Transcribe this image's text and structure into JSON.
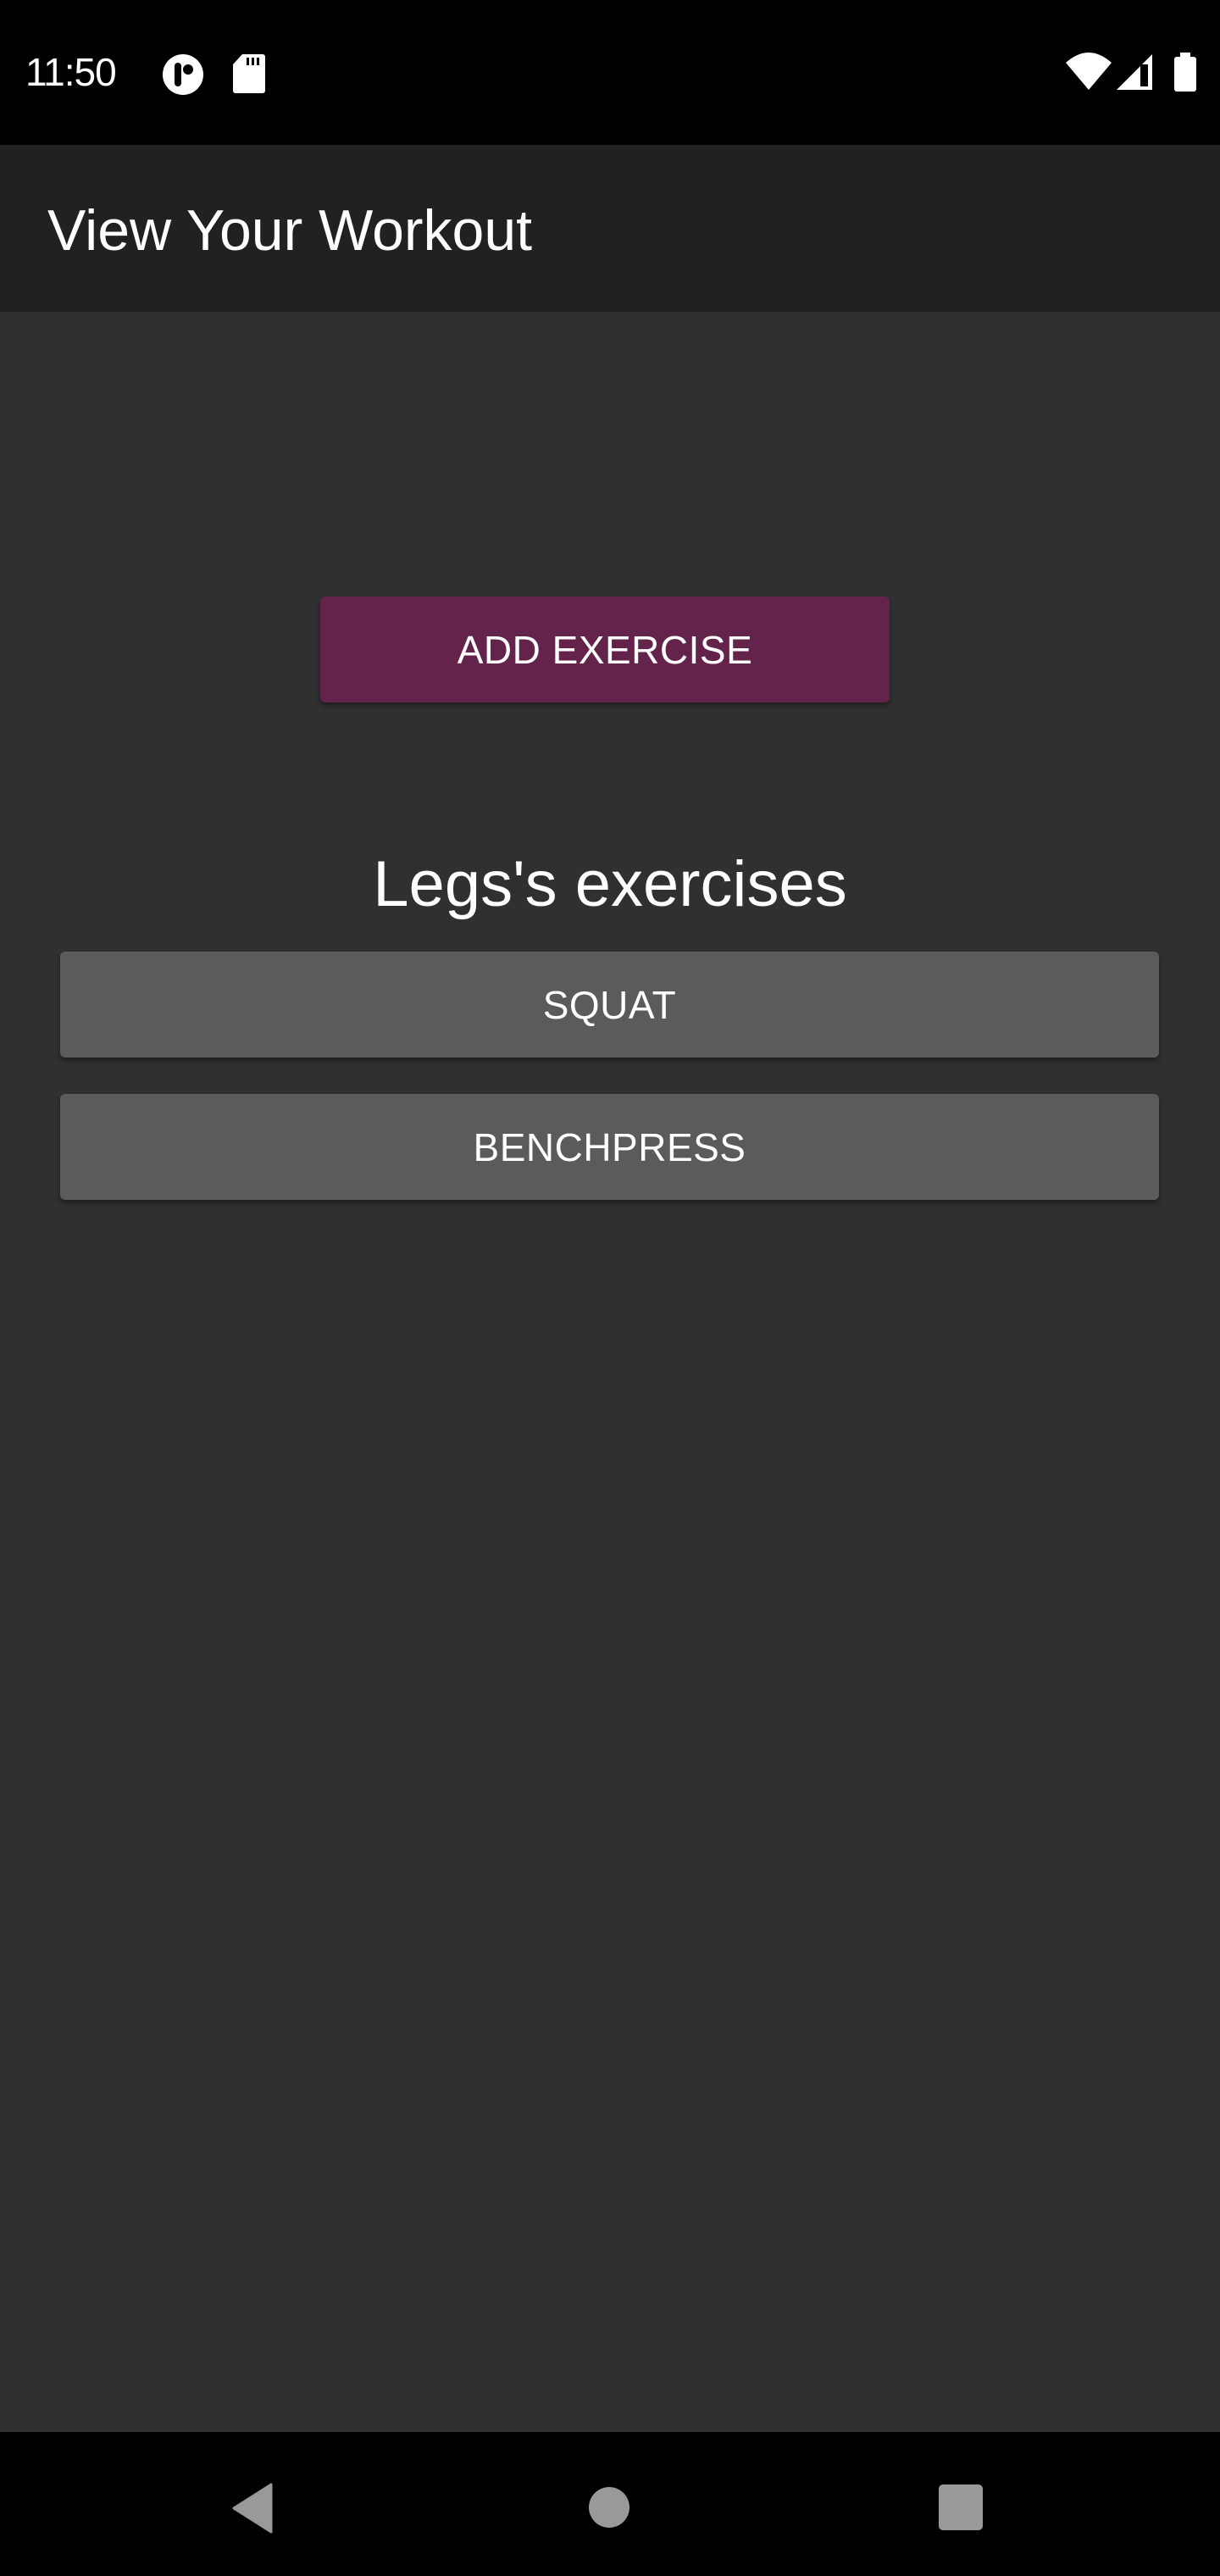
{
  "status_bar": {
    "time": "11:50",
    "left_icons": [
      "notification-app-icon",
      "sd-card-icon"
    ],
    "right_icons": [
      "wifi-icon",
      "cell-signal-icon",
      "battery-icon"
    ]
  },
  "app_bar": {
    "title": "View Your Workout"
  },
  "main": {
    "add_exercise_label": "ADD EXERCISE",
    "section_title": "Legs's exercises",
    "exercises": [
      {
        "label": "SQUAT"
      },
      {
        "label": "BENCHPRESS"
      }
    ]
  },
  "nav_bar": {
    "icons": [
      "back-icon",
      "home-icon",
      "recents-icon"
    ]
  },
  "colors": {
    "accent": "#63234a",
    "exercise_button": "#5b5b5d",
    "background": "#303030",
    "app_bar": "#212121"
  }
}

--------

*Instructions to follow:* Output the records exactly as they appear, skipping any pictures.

*Response box:*
Transcribe this image's text and structure into JSON.
{
  "status_bar": {
    "time": "11:50",
    "left_icons": [
      "notification-app-icon",
      "sd-card-icon"
    ],
    "right_icons": [
      "wifi-icon",
      "cell-signal-icon",
      "battery-icon"
    ]
  },
  "app_bar": {
    "title": "View Your Workout"
  },
  "main": {
    "add_exercise_label": "ADD EXERCISE",
    "section_title": "Legs's exercises",
    "exercises": [
      {
        "label": "SQUAT"
      },
      {
        "label": "BENCHPRESS"
      }
    ]
  },
  "nav_bar": {
    "icons": [
      "back-icon",
      "home-icon",
      "recents-icon"
    ]
  },
  "colors": {
    "accent": "#63234a",
    "exercise_button": "#5b5b5d",
    "background": "#303030",
    "app_bar": "#212121"
  }
}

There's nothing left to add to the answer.